Twelve fish were lightly anaesthetized in MS-222 (200 mg l–1) and injected with either PHZ (N=5) or saline (N=7), then allowed to recover for 24 h in their holding tank. The following day, temperature was increased by 1°C every 30 min and behaviour was observed. When fish lost equilibrium, they were immediately removed and a blood sample taken by caudal puncture, to determine Hct. Fish were returned to water at 25°C and allowed to recover. Hct was determined as fractional red cell volume upon centrifugation of blood samples in 8 μl capillary tubes at 8000 rpm for 3 min.
Cardio-respiratory responses to increased temperature
Fish were anaesthetized in MS-222 (200 mg l–1) until spontaneous ventilation and reflexes subsided, then transferred to an operating table where the gills were irrigated with aerated water containing MS-222 (100 mg l–1). A Transonic flow probe was placed around the ventral aorta for measurement of , and an intra-peritoneal polyethylene catheter (PE50) inserted. Six fish were given PHZ immediately after surgery, whereas seven control fish received a sham injection of a similar volume of saline. All fish were allowed to recover for 48 h before experiments began.
For simultaneous measurement of and , fish were placed in a 10 l respirometer, submerged in seawater at 25°C, ∼24 h after surgery and allowed to habituate overnight. The following morning, temperature was increased in 2°C steps, each increment taking 20 min to complete, whereupon and were measured for 40 min at each new temperature. This gave an overall heating rate similar to that of the CTmax experiment (2°C h–1). was measured using the Transonic flow probe and recorded by a MP100 (BIOPAC Systems Inc., CA, USA) using AcqKnowledge 3.9.1. fH was derived from the pulsatile flow signal and Vs was calculated as /fH. As CTmax of sea bass was ∼35°C, we did not raise the temperature above 33°C. When the experiment terminated, fish were anaesthetized (200 mg l–1 MS-222) and a blood sample was taken to determine Hct. was measured by intermittent closed respirometry with 5 min closed periods and 10 min flush periods, where was determined from the rate at which water PO2 declined during the closed phase. Water PO2 was measured by a fibre optic electrode using Oxy-4 (Loligo Systems, Denmark). Blank measurements were performed a few times to assess background bacterial , but never exceeded 10% of fish .
The effects of PHZ and temperature were analysed by two-way repeated measures ANOVA (Sigmaplot 12.5, Systat Software, Inc.). Differences were identified by multiple comparison versus control (Holm-Šidák method), this being no PHZ and a temperature of 25°C. P<0.05 was considered significant; all data are presented as means ± s.e.m. unless otherwise indicated.

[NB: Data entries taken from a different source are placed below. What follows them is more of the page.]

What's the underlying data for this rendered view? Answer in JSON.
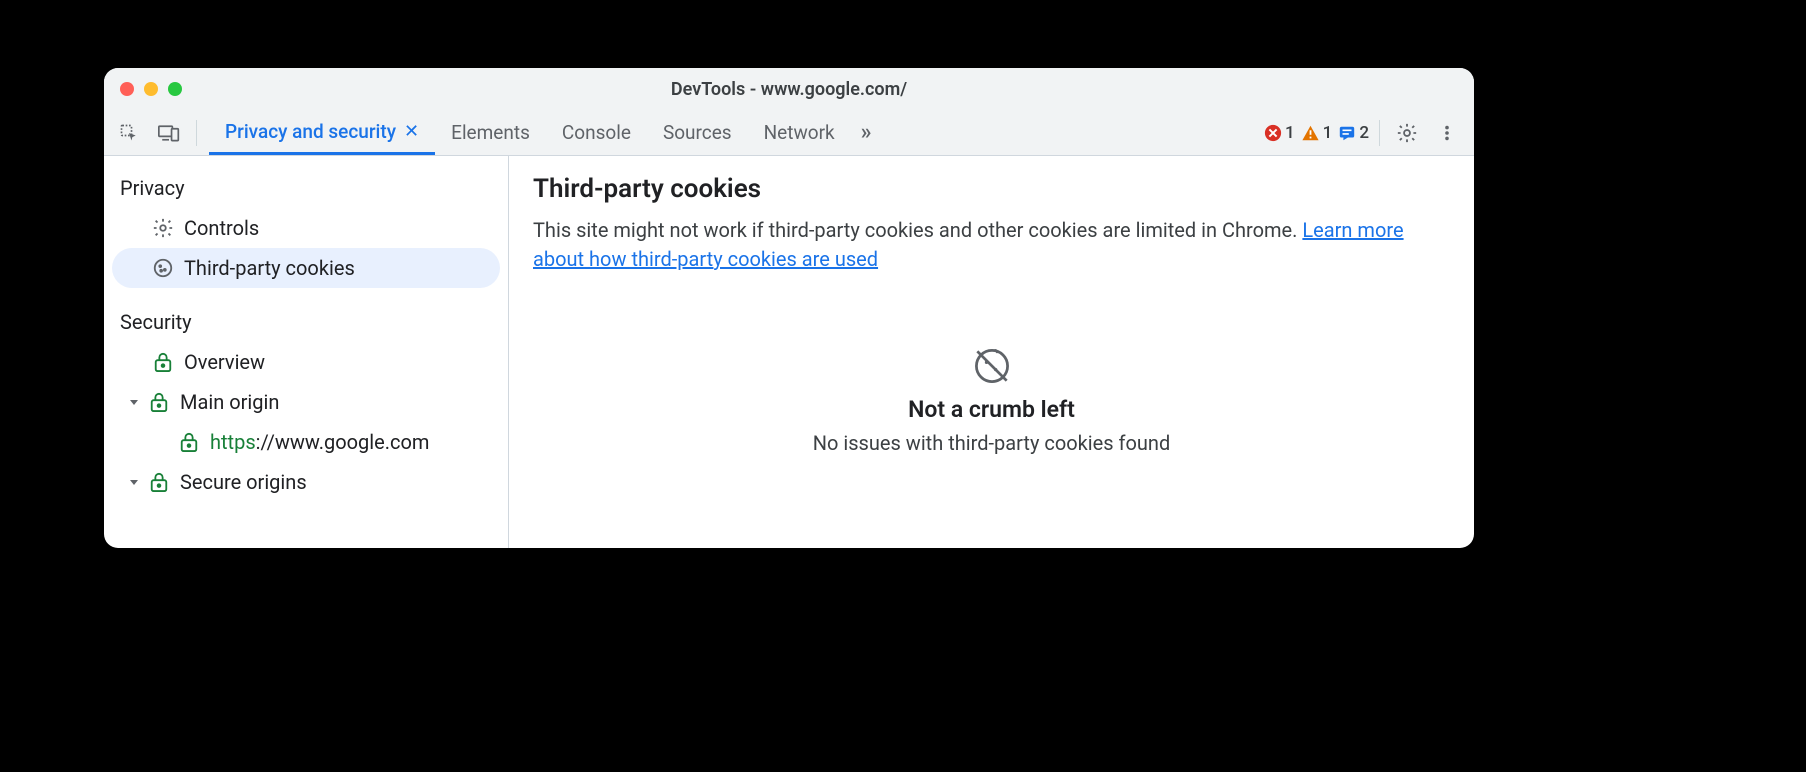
{
  "window": {
    "title": "DevTools - www.google.com/"
  },
  "tabs": {
    "active": "Privacy and security",
    "others": [
      "Elements",
      "Console",
      "Sources",
      "Network"
    ]
  },
  "status": {
    "errors": "1",
    "warnings": "1",
    "messages": "2"
  },
  "sidebar": {
    "privacy": {
      "title": "Privacy",
      "controls": "Controls",
      "thirdparty": "Third-party cookies"
    },
    "security": {
      "title": "Security",
      "overview": "Overview",
      "mainorigin": "Main origin",
      "origin_scheme": "https",
      "origin_rest": "://www.google.com",
      "secureorigins": "Secure origins"
    }
  },
  "main": {
    "heading": "Third-party cookies",
    "description": "This site might not work if third-party cookies and other cookies are limited in Chrome. ",
    "link": "Learn more about how third-party cookies are used",
    "empty_title": "Not a crumb left",
    "empty_sub": "No issues with third-party cookies found"
  }
}
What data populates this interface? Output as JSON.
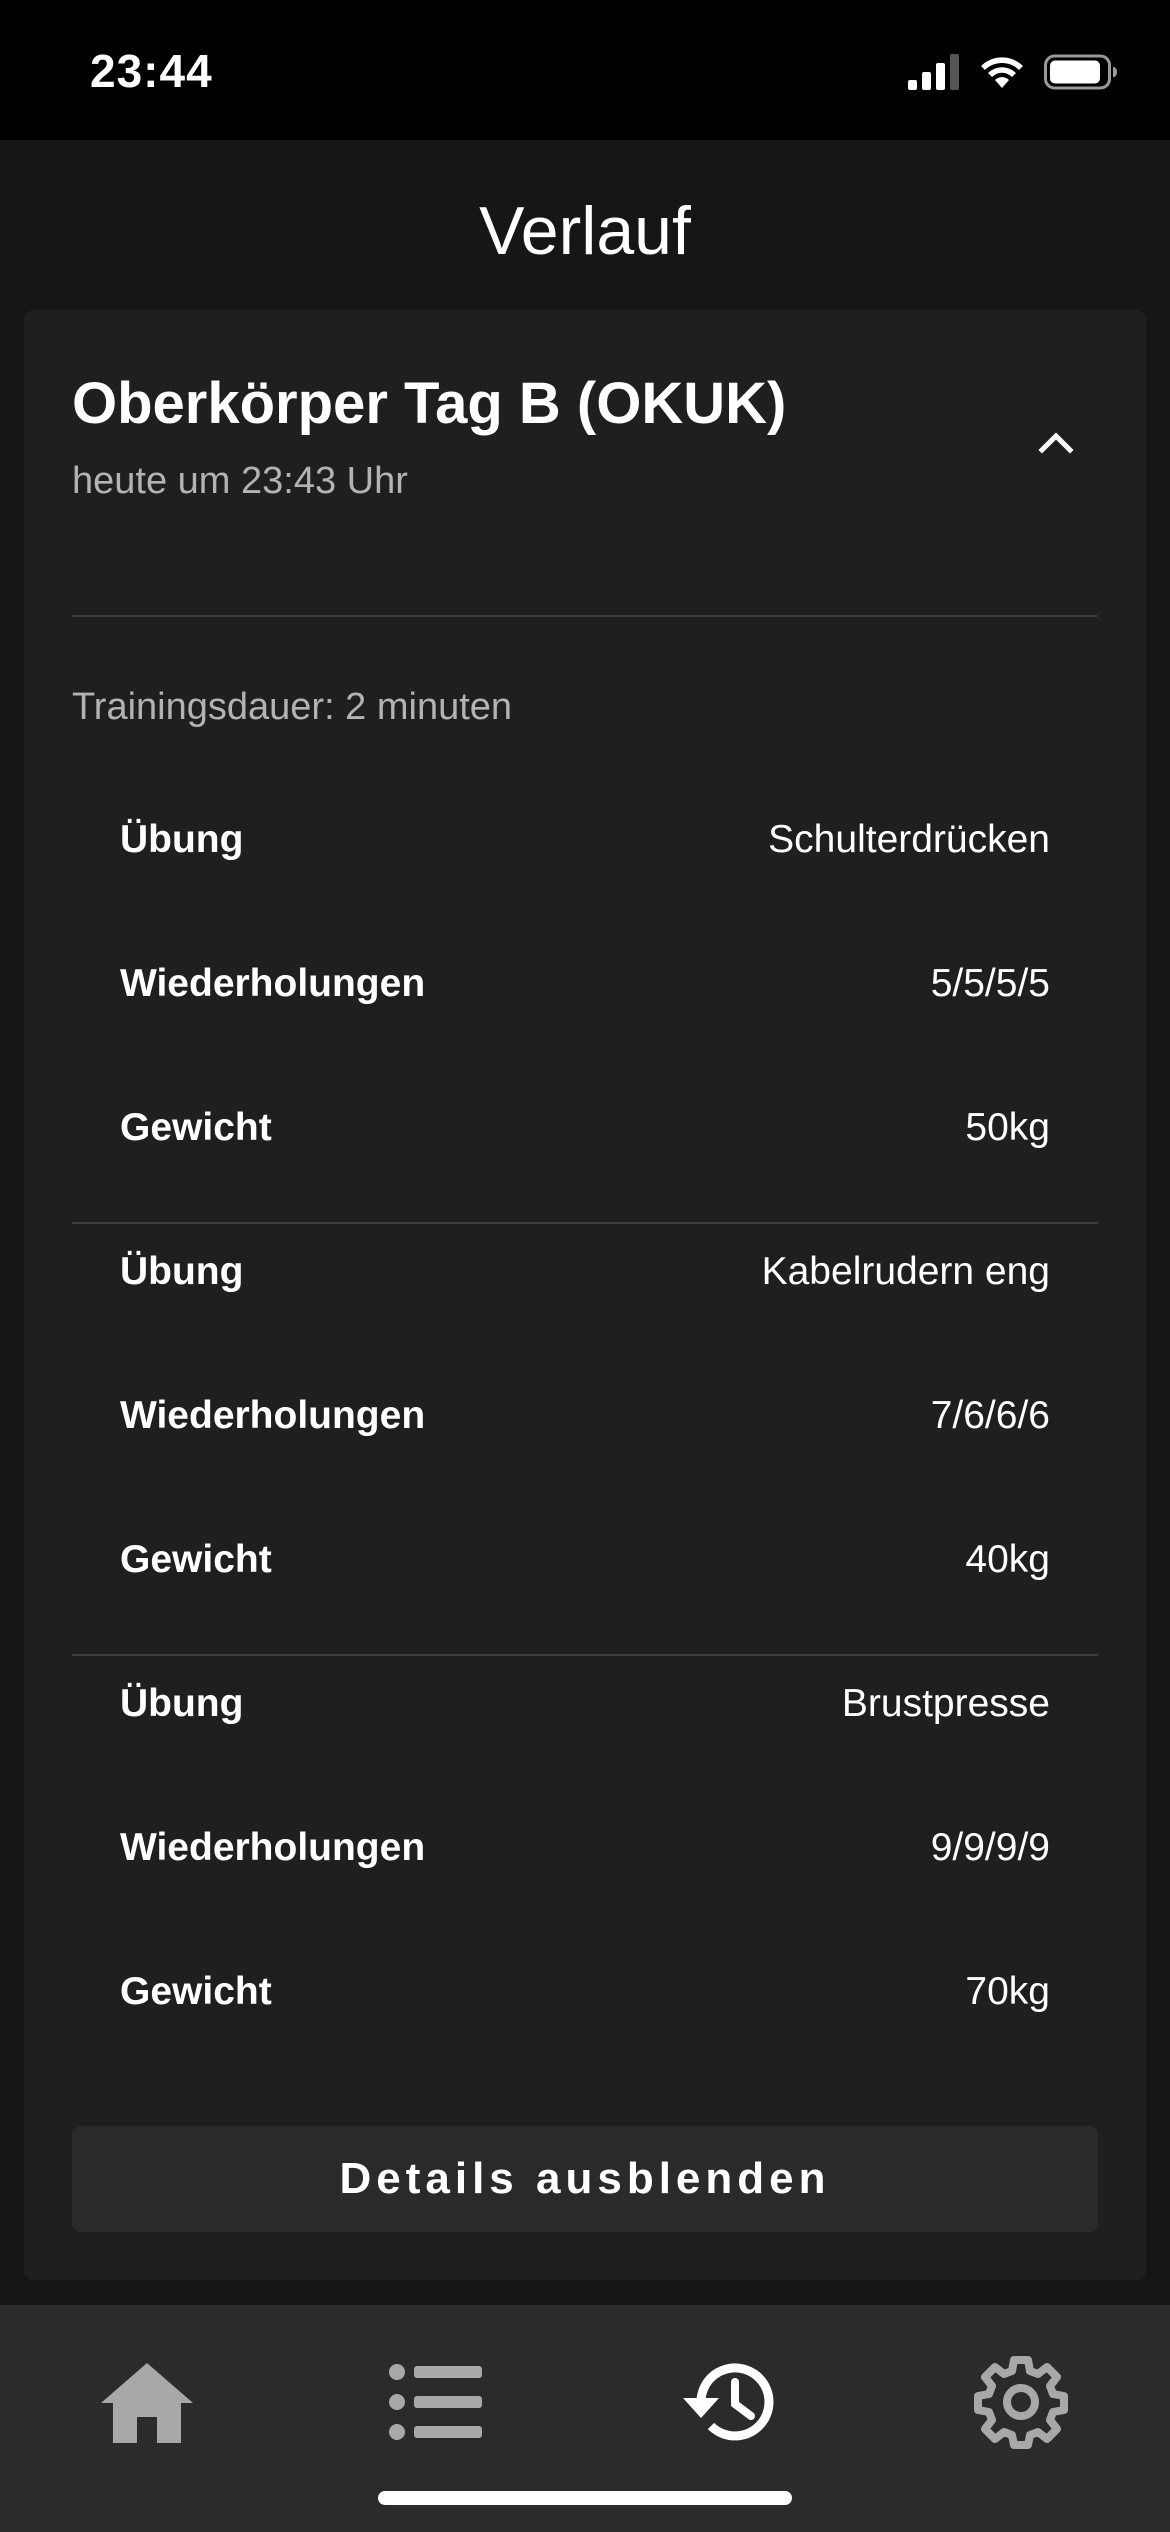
{
  "status": {
    "time": "23:44"
  },
  "page": {
    "title": "Verlauf"
  },
  "workout": {
    "title": "Oberkörper Tag B (OKUK)",
    "subtitle": "heute um 23:43 Uhr",
    "duration": "Trainingsdauer: 2 minuten",
    "exercises": [
      {
        "rows": [
          {
            "label": "Übung",
            "value": "Schulterdrücken"
          },
          {
            "label": "Wiederholungen",
            "value": "5/5/5/5"
          },
          {
            "label": "Gewicht",
            "value": "50kg"
          }
        ]
      },
      {
        "rows": [
          {
            "label": "Übung",
            "value": "Kabelrudern eng"
          },
          {
            "label": "Wiederholungen",
            "value": "7/6/6/6"
          },
          {
            "label": "Gewicht",
            "value": "40kg"
          }
        ]
      },
      {
        "rows": [
          {
            "label": "Übung",
            "value": "Brustpresse"
          },
          {
            "label": "Wiederholungen",
            "value": "9/9/9/9"
          },
          {
            "label": "Gewicht",
            "value": "70kg"
          }
        ]
      }
    ],
    "details_button": "Details ausblenden"
  },
  "tabs": [
    {
      "icon": "home-icon",
      "active": false
    },
    {
      "icon": "list-icon",
      "active": false
    },
    {
      "icon": "history-icon",
      "active": true
    },
    {
      "icon": "gear-icon",
      "active": false
    }
  ],
  "colors": {
    "active_icon": "#ffffff",
    "inactive_icon": "#a8a8a8",
    "card": "#1f1f1f",
    "background": "#161616"
  }
}
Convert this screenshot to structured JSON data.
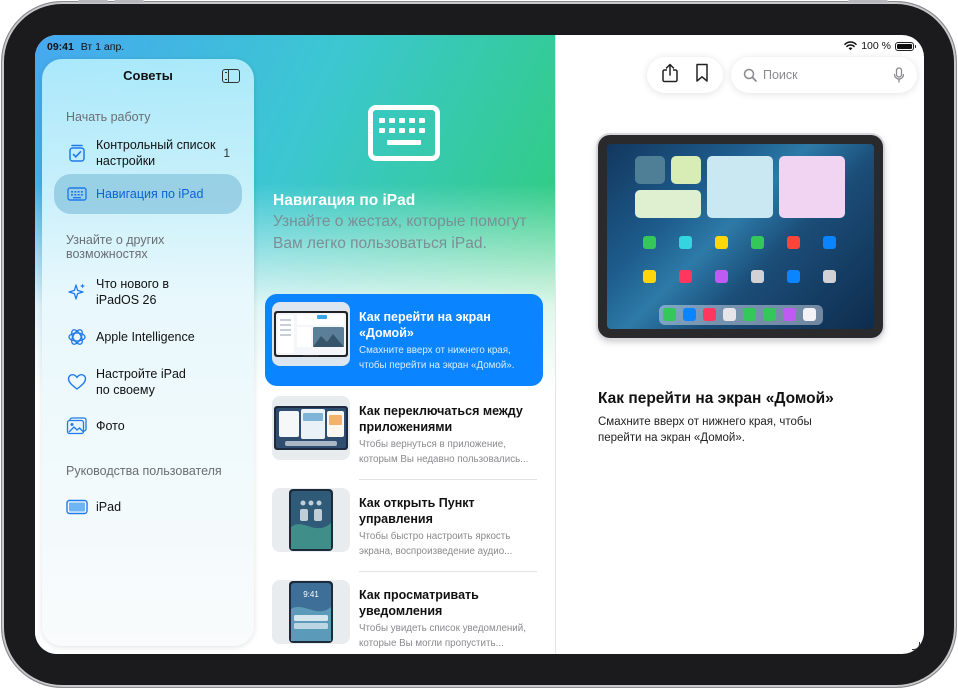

This research was supported by the Centre National de la Recherche Scientifique (CNRS), the Danish Research Council, The Ambassade de France in Copenhagen and Université Montpellier 2. T.W. was supported by a fellowship from Région Languedoc-Roussillon (RLR) as a visiting professor at Université Montpellier 2. I.F. and N.K.I. were supported by a student grant from The Ambassade de France in Copenhagen.
We thank Erik Sandblom for stimulating discussions.
The authors declare no competing financial interests.